WILLIAMS: In the past, the city's police union generally rushed to the defense of their officers and declared their use of force justified. Now the union is asking people to not jump to conclusions and to wait for the investigation into the death of George Floyd to run its course. The city's police chief, Medaria Arradondo, fired the officers less than a day after the killing. In past cases, officers were put on administrative leave. A group of black community leaders who appeared with Arradondo applauded the chief's decision.

Arradondo is the city's first black police chief. And he's earned the confidence of many leaders. However, it will take more than a black police chief to heal the rifts between members of the community and the Minneapolis Police Department. City data show African Americans are more likely than others to be stopped and searched by police and are disproportionate targets of police use of force. Leslie Badu (ph) of the Minneapolis NAACP said discrimination against African Americans is a serious problem all over the state despite its reputation.


LESLIE REDMOND: Minnesota prides itself on being progressive and being the north. But this is the Jim Crow north.

WILLIAMS: In Minneapolis, she and other community leaders are angry that no officer in the city's police department has been convicted of murder in the on-duty fatal shooting of a black citizen. Steven Belton, head of the Minneapolis Urban League, said if the officers aren't held accountable this time, Floyd's death will stand as what he called state-sanctioned murder.

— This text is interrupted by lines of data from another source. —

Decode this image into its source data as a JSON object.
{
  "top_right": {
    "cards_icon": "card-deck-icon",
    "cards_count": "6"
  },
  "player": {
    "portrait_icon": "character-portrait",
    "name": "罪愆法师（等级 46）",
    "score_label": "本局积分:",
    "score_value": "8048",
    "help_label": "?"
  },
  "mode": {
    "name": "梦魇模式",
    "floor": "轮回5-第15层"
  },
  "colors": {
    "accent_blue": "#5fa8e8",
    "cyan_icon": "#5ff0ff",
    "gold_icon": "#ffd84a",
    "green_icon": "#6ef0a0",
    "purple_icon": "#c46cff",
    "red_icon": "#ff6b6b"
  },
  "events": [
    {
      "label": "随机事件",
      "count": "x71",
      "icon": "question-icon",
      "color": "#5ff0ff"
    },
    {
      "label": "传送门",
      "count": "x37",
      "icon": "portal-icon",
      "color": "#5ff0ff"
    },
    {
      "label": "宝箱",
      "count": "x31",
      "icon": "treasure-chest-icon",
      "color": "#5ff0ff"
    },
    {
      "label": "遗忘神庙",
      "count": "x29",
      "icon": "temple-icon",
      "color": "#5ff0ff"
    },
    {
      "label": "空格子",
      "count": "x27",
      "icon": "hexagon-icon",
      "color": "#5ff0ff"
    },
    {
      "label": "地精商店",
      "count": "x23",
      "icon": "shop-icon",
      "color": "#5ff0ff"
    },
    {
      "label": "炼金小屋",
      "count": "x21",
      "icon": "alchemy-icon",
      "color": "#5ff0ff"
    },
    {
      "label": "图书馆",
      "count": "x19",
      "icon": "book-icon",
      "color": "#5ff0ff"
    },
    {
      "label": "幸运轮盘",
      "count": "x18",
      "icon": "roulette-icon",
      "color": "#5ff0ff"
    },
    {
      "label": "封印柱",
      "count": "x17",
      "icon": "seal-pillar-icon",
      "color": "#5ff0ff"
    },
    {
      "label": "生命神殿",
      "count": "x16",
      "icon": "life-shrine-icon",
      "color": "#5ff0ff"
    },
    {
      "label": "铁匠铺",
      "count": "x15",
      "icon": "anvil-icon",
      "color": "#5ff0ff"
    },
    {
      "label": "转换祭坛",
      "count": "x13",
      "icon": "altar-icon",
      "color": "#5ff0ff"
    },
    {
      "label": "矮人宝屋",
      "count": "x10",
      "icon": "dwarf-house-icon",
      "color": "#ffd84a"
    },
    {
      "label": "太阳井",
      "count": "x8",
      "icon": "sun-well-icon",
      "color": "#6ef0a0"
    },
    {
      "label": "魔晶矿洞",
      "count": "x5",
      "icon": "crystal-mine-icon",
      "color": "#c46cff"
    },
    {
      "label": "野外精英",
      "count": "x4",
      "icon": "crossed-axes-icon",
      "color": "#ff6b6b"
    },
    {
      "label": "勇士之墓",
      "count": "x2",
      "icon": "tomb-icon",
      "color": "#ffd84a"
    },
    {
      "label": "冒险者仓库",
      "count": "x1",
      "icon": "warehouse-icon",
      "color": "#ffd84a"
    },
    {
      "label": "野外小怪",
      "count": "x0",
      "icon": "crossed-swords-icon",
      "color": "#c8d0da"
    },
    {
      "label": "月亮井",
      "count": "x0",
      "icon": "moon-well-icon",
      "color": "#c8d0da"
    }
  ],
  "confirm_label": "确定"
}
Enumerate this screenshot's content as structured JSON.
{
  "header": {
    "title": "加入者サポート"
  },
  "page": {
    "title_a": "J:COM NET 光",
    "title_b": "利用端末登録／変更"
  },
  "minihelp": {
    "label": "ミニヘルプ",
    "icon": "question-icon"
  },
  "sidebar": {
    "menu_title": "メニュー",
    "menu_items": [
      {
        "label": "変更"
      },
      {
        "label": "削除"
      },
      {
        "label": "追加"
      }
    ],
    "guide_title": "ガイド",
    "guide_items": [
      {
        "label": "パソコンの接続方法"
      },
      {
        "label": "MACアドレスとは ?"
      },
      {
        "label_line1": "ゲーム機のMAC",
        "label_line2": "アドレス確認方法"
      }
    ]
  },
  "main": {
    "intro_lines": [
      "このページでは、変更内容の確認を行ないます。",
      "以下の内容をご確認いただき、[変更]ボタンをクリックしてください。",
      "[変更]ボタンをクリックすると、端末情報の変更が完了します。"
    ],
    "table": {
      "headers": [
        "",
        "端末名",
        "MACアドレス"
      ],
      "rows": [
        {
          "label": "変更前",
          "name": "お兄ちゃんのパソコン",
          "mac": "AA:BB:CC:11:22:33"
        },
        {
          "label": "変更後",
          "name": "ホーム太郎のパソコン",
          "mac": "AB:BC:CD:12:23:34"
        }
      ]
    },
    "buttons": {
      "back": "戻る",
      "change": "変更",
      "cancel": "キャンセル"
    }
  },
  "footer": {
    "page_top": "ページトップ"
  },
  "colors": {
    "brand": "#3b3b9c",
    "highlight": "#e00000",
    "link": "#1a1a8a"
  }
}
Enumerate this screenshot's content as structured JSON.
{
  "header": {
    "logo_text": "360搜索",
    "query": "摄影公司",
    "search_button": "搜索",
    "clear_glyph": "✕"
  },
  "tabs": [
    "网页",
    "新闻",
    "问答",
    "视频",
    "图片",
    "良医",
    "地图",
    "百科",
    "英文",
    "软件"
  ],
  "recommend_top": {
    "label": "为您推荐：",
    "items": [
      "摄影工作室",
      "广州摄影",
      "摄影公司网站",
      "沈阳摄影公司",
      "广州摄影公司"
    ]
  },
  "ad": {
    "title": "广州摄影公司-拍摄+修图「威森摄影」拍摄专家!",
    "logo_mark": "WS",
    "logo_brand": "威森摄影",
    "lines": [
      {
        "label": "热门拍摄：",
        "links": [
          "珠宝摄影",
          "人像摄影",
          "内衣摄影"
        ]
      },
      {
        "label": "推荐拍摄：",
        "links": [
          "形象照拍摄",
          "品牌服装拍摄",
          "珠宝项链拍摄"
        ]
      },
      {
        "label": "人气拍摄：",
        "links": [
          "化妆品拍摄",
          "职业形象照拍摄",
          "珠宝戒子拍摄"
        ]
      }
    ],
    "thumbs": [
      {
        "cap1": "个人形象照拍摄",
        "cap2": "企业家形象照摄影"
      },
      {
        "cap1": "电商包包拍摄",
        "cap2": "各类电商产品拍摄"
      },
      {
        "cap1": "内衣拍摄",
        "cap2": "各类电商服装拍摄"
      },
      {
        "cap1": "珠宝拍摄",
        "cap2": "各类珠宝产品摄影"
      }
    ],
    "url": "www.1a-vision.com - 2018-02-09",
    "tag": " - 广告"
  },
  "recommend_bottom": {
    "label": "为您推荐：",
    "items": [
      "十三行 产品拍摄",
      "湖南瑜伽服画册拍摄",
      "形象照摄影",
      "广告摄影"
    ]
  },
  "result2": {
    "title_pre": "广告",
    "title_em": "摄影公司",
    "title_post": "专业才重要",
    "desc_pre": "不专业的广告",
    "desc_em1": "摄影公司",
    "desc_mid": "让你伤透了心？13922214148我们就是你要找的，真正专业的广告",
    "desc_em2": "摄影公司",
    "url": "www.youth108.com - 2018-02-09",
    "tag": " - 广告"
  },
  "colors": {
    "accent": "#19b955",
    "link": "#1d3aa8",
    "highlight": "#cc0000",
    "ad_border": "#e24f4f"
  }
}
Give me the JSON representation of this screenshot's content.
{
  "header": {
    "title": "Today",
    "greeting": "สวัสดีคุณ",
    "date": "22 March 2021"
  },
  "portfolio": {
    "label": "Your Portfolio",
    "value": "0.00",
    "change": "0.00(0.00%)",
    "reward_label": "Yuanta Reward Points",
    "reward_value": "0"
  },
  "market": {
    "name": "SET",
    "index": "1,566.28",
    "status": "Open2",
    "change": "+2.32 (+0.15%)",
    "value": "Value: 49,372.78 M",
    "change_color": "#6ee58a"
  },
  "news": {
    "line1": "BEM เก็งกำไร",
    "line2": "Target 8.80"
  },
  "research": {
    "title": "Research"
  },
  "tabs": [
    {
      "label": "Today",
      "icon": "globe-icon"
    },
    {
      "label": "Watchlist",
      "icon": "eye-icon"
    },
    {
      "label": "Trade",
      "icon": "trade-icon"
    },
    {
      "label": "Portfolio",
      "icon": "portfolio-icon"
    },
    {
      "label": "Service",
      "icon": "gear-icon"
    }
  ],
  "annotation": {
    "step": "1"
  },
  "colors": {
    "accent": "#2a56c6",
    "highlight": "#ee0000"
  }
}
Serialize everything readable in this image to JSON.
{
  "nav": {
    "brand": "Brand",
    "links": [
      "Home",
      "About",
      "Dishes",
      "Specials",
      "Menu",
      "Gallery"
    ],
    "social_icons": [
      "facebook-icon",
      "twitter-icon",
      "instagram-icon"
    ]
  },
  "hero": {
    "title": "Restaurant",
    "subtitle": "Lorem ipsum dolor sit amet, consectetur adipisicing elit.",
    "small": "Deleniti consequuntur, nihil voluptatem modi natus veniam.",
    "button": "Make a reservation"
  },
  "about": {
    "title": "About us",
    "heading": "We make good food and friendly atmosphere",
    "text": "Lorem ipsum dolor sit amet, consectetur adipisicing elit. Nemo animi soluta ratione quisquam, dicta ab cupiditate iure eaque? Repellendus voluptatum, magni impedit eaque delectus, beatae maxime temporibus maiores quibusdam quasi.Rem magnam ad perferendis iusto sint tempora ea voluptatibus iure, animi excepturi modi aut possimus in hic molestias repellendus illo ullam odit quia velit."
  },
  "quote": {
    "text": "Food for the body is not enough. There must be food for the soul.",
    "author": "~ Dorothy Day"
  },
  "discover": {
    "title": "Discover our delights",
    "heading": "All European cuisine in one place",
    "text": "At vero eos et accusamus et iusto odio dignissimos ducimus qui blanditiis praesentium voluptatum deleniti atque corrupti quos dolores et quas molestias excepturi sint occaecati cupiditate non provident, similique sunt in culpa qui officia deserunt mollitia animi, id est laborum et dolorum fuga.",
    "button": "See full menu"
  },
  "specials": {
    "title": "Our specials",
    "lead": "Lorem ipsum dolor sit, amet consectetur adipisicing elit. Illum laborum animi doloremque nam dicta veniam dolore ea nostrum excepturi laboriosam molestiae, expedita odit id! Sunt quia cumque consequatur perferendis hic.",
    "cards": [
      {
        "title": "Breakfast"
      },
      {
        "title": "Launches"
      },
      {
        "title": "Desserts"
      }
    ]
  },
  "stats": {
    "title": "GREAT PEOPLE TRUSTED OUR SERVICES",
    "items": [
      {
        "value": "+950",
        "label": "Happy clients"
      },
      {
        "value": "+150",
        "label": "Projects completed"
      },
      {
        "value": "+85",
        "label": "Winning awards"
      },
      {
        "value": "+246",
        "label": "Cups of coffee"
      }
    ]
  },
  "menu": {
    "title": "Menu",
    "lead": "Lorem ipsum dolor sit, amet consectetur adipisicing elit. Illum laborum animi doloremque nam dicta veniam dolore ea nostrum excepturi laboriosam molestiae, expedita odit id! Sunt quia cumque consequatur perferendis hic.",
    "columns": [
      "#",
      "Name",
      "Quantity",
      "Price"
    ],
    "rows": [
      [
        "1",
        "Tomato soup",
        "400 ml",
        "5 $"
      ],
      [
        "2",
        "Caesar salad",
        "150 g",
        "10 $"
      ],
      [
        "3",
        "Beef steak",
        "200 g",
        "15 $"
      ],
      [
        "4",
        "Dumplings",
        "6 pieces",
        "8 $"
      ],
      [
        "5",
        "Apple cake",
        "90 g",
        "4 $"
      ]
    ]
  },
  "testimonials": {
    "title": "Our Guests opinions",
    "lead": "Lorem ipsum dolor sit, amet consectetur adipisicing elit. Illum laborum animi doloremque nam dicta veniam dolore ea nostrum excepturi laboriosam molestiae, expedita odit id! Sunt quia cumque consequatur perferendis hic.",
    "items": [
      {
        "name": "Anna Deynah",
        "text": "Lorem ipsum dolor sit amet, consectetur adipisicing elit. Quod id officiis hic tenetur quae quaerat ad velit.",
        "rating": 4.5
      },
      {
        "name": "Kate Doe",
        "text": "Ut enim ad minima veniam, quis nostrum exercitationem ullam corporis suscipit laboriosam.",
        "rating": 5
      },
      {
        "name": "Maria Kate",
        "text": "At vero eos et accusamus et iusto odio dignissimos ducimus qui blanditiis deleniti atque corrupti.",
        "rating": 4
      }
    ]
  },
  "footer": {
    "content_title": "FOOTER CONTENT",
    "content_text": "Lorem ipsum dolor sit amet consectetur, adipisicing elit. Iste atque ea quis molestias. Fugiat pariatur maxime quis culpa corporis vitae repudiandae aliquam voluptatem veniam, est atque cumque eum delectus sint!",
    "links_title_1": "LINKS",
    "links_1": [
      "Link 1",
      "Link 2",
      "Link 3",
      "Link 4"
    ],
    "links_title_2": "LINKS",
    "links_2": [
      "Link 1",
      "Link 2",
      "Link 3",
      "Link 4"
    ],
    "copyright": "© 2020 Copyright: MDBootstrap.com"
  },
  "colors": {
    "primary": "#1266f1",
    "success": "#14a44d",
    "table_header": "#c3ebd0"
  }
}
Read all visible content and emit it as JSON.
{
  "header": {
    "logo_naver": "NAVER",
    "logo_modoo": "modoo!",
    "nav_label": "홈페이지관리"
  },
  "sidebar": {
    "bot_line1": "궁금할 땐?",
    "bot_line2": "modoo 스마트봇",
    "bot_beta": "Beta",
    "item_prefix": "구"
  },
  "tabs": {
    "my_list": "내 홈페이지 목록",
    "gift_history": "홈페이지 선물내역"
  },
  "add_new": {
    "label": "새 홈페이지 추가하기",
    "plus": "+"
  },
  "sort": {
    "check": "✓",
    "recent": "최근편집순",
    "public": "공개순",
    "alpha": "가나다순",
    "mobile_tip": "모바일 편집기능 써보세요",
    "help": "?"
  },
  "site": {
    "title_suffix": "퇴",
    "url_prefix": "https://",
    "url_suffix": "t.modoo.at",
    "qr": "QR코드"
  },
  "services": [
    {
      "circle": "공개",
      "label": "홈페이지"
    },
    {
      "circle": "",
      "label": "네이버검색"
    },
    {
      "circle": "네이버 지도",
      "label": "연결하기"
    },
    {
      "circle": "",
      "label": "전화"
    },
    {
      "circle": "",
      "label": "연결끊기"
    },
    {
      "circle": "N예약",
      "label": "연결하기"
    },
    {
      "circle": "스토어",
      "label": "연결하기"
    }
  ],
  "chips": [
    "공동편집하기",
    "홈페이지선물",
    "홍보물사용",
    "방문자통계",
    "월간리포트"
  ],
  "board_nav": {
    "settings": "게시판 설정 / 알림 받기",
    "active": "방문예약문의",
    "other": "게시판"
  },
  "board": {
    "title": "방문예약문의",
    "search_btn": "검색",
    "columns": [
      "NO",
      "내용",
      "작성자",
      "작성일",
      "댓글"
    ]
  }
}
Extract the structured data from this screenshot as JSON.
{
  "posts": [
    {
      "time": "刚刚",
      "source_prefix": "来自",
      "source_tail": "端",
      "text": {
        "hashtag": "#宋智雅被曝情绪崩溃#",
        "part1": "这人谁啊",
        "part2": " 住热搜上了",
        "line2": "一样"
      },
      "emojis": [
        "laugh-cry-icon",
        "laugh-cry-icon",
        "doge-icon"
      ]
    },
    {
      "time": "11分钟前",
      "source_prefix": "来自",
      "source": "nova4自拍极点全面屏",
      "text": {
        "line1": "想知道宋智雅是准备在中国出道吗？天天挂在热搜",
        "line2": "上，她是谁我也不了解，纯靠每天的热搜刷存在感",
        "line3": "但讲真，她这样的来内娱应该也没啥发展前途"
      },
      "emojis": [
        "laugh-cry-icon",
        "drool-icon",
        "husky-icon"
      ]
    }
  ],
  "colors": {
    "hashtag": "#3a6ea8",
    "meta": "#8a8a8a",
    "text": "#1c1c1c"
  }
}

STEVEN BELTON: It'll be sanctioned if nothing is done. It'll be sanctioned if it's business as usual. It'll be sanctioned if the history that we have in this country and in this community of ignoring black bodies and the death of black bodies at the hands of officers acting under the color of law is ignored.

WILLIAMS: Belton and the others are asking for an independent investigation, one that doesn't include the Hennepin County attorney's office. Belton criticized County Attorney Mike Freeman for not filing murder charges in other high-profile police killings, like that of Jamar Clark in 2015. However, Hennepin County did prosecute and get a conviction against Minneapolis police officer Mohamed Noor, who shot and killed Justine Ruszczyk in 2017.

It's a case that has drawn mixed reactions from some advocates for police accountability. Noor is black. Ruszczyk was white. The county attorney has said race was not a factor in his decision to prosecute the case. Minnesota's Bureau of Criminal Apprehension and the FBI are investigating Floyd's death. For NPR News, I'm Brandt Williams in Minneapolis.

(SOUNDBITE OF ALFA MIST'S "MULAGO") Transcript provided by NPR, Copyright NPR.

Brandt Williams